"Health," Dr. Andrew Weil writes, "is a dynamic and temporary state of equilibrium destined to break down as conditions change." In other words, there's no such thing as the type of health that allows you to feel equally great every day of your life. Instead, Weil suggests, your goal should be to improve your resilience to disease, and while you're at it, feel more joy and strength.
As to how you should gain this strength, joy, and resilience, Weil doesn't come on with a hard sell to give up every bad habit or all of the foods you enjoy. Instead, he suggests gradual changes: clean your pantry of whatever cooking oils you have there, except olive oil; start taking vitamin C three times a day; walk a few minutes a day; eat some fish and broccoli.

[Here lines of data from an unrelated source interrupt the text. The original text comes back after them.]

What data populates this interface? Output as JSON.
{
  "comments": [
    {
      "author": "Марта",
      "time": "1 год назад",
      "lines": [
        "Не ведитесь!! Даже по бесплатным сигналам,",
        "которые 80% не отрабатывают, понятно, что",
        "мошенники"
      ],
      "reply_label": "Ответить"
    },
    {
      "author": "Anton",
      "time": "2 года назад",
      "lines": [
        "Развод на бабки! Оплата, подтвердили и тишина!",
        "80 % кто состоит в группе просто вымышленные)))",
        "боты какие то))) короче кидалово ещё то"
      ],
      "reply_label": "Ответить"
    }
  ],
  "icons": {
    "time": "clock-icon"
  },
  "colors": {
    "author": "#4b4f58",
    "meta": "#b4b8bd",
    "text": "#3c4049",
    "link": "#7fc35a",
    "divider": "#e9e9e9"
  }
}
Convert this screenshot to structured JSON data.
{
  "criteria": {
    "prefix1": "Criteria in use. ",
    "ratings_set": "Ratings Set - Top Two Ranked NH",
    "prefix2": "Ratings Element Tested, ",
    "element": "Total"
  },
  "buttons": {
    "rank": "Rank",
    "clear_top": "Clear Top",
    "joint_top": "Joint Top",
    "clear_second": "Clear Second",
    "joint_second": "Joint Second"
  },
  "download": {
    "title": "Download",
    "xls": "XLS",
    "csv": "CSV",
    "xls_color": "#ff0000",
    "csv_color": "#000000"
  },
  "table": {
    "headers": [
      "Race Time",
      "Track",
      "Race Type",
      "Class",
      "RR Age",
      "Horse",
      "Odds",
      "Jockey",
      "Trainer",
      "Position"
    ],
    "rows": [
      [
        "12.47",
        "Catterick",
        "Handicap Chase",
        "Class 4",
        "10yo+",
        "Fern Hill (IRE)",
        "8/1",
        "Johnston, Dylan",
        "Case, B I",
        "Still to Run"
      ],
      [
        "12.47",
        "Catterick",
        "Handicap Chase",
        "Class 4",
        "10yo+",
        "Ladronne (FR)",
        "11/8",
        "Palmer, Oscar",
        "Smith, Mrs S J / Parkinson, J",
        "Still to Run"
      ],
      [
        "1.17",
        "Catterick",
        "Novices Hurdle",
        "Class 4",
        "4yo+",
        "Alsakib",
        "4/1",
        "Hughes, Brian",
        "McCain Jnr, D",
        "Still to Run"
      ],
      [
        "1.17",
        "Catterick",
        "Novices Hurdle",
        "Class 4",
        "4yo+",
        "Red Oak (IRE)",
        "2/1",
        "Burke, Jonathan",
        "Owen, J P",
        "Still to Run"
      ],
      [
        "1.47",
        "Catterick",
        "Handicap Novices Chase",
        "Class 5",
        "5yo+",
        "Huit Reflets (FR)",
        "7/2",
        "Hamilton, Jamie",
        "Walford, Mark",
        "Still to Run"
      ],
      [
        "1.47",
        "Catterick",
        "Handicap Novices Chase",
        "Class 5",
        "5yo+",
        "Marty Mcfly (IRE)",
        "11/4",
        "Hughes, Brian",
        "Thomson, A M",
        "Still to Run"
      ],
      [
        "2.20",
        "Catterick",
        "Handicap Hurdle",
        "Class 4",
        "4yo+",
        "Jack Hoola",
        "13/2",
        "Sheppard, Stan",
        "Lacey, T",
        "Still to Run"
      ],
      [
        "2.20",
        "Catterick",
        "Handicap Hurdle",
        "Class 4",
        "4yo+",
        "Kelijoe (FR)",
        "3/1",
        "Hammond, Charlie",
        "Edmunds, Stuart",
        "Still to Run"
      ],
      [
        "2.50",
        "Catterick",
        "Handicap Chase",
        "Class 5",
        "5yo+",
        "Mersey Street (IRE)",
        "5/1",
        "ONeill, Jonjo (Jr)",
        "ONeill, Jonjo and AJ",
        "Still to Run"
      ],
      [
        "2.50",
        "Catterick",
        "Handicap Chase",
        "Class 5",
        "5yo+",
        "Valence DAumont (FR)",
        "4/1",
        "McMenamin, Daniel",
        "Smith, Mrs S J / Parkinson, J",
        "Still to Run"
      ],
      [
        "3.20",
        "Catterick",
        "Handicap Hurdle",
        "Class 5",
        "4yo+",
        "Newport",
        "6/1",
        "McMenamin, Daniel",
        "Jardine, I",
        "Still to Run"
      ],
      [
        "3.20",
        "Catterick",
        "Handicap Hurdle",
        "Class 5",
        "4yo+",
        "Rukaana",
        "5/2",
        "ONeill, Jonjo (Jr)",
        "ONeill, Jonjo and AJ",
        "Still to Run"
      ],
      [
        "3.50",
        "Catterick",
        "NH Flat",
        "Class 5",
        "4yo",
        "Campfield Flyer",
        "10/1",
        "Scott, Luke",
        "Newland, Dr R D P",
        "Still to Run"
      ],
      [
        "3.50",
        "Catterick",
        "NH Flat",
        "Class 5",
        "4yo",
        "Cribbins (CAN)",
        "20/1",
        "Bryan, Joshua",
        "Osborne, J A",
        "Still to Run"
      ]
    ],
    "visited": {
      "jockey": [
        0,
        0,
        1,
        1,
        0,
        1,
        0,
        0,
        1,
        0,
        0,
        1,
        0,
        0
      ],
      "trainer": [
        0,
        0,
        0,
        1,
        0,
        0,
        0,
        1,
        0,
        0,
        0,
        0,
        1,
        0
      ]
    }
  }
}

The program is so simple and sensible that anyone trying it probably will feel better in a week.
The program then gets progressively more involved--more supplements; more of a shift toward a diet based on whole grains, fruits, and vegetables; more exercise. Besides these steady changes, each week's program has a focus: In week 2, you start drinking bottled or filtered water; week 3 focuses on organic produce; week 4, on sleep; week 5, using a steam bath or sauna; week 6, trying a "universal tonic" like ginseng; week 7, volunteering in your community; and finally, in week 8, figuring out how to integrate permanently the elements of the program into your life.
Even those who don't go for the entire program will probably find something here to like--the recipes, maybe, or the suggestion that you cut back on strenuous types of exercise like running and competitive sports in favor of brisk walks. It's perfectly useful either way: as a total lifestyle overhaul, or a series of suggestions, any one or two of which will probably help you feel better. --Lou Schuler
From Library Journal
Reader, heal thyself. That's the idea behind Weil's best-selling Spontaneous Healing, which he expands on in his new book. Weil even customizes his book, offering specific advice to everyone from pregnant women to senior citizens. Look for lots of techniques?and lots of promotion; this BOMC alternate has a 300,000-copy first printing.
See all Editorial Reviews
Copyright 1996 Reed Business Information, Inc.
--This text refers to an out of print or unavailable edition of this title.